By JONATHAN EWING, Associated Press Writer
UNITED NATIONS – The United Nations (news – web sites) appealed Tuesday for $35 million to fund emergency humanitarian relief operations to help stabilize Haiti following a rebellion that led President Jean-Bertrand Aristide to flee into exile a week ago.
The funds are intended to help pay for six months of humanitarian assistance for three million people, the most vulnerable part of the population which includes women and children. But the Caribbean nation has been plagued by insecurity and looting, making access to food and basic health care nearly impossible for the most vulnerable elements of the population.

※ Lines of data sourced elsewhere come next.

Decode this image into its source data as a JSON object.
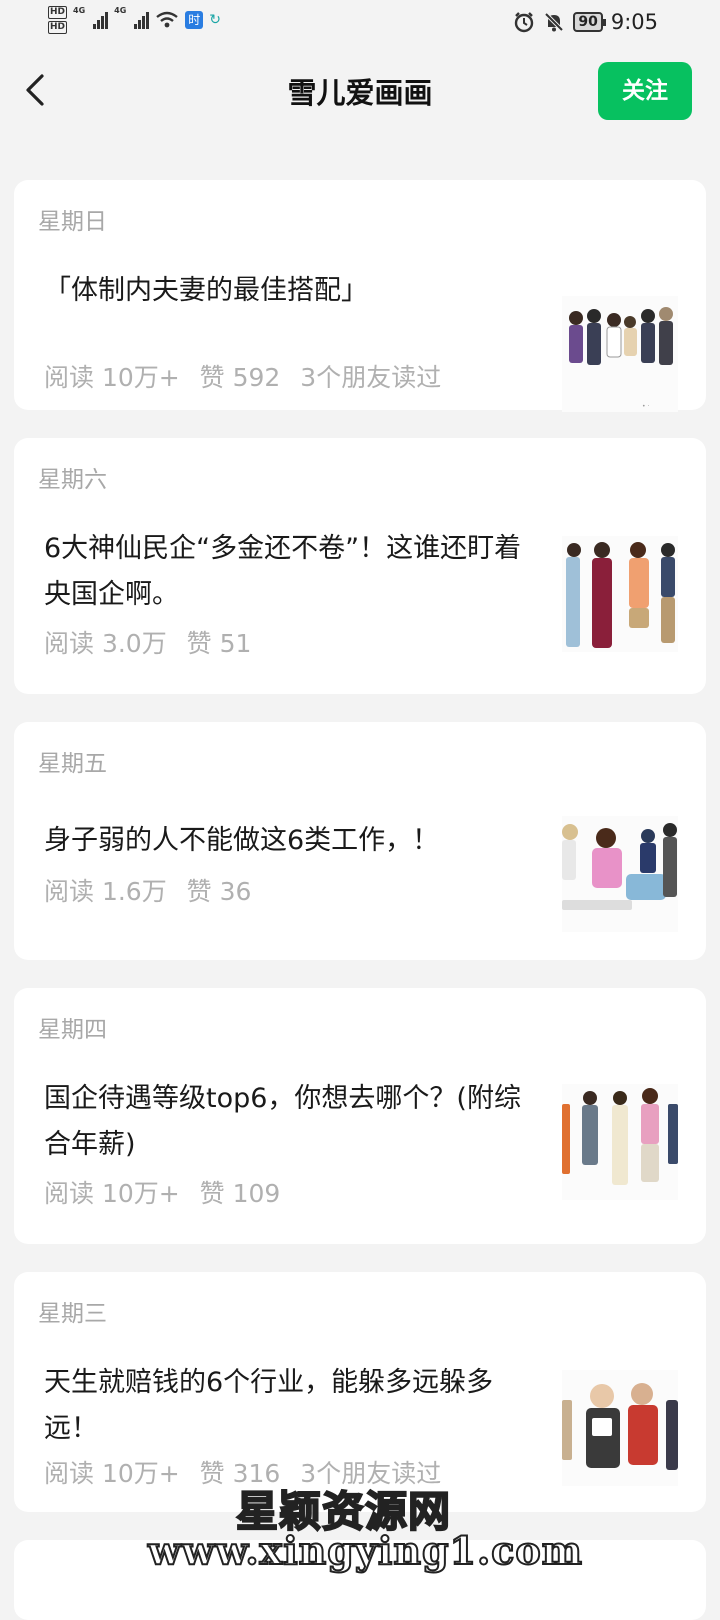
{
  "status_bar": {
    "hd1": "HD",
    "hd2": "HD",
    "net1": "4G",
    "net2": "4G",
    "app_icon_text": "时",
    "battery": "90",
    "time": "9:05",
    "icons": [
      "signal-icon",
      "wifi-icon",
      "sync-icon",
      "alarm-icon",
      "mute-icon",
      "battery-icon"
    ]
  },
  "header": {
    "title": "雪儿爱画画",
    "follow_label": "关注"
  },
  "articles": [
    {
      "day": "星期日",
      "title": "「体制内夫妻的最佳搭配」",
      "reads": "阅读 10万+",
      "likes": "赞 592",
      "friends": "3个朋友读过"
    },
    {
      "day": "星期六",
      "title": "6大神仙民企“多金还不卷”！这谁还盯着央国企啊。",
      "reads": "阅读 3.0万",
      "likes": "赞 51",
      "friends": ""
    },
    {
      "day": "星期五",
      "title": "身子弱的人不能做这6类工作，！",
      "reads": "阅读 1.6万",
      "likes": "赞 36",
      "friends": ""
    },
    {
      "day": "星期四",
      "title": "国企待遇等级top6，你想去哪个？(附综合年薪)",
      "reads": "阅读 10万+",
      "likes": "赞 109",
      "friends": ""
    },
    {
      "day": "星期三",
      "title": "天生就赔钱的6个行业，能躲多远躲多远！",
      "reads": "阅读 10万+",
      "likes": "赞 316",
      "friends": "3个朋友读过"
    }
  ],
  "watermark": {
    "name": "星颖资源网",
    "url": "www.xingying1.com"
  },
  "colors": {
    "accent": "#07c160",
    "background": "#f3f3f3",
    "meta_text": "#b0b0b0"
  }
}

“In terms of emergency relief, we have people who can in minutes set up what is needed in terms of food and clean water,” Jan Egeland, U.N. undersecretary-general for humanitarian affairs, said.
“But we’re not police and we’re not governors — so we need help to move toward security, stabilization and rehabilitation in Haiti,” he said.
On Tuesday, a U.N. official flew to Haiti to prepare for the arrival of a 16-member U.N. team of political, military, police and logistics experts who will lay the ground for what will likely be a long-term U.N. presence in the country, said U.N. spokesman Fred Eckhard.
The 16-member team will arrive Wednesday, followed by a second wave of staff from U.N. agencies, organizations and funds who will likely arrive over the weekend, he added. A third wave will arrive early next week.
The first phase of relief, as envisioned in Tuesday’s appeal, will bring in food and medical supplies — some overland from the Dominican Republic, while other deliveries will be shipped or flown in.
But aid delivery is likely to be complicated by Haiti’s armed groups.
On Tuesday, U.S. Marines announced they will begin helping Haitian police disarm rebel groups, but the move is seen as a tall order in a country where all sides are threatening to resume the bloody rebellion that ousted Aristide.
“Getting the weapons off the street will go a long way in helping us to accomplish our mission,” Egeland said. “Gun removal is the only way to make sure that the poorest people have access to humanitarian aid.”
In the past few weeks, several hospitals and health centers have been the target of armed groups, and for almost three months, the University Hospital in Port-au-Prince has been closed. The same is true for many other clinics and hospital in Haiti.
Medicine, including vaccines, as well as medical supplies, are in critically short supply. Often they can only be found in private institutions, leaving treatment for the majority of the population out of reach.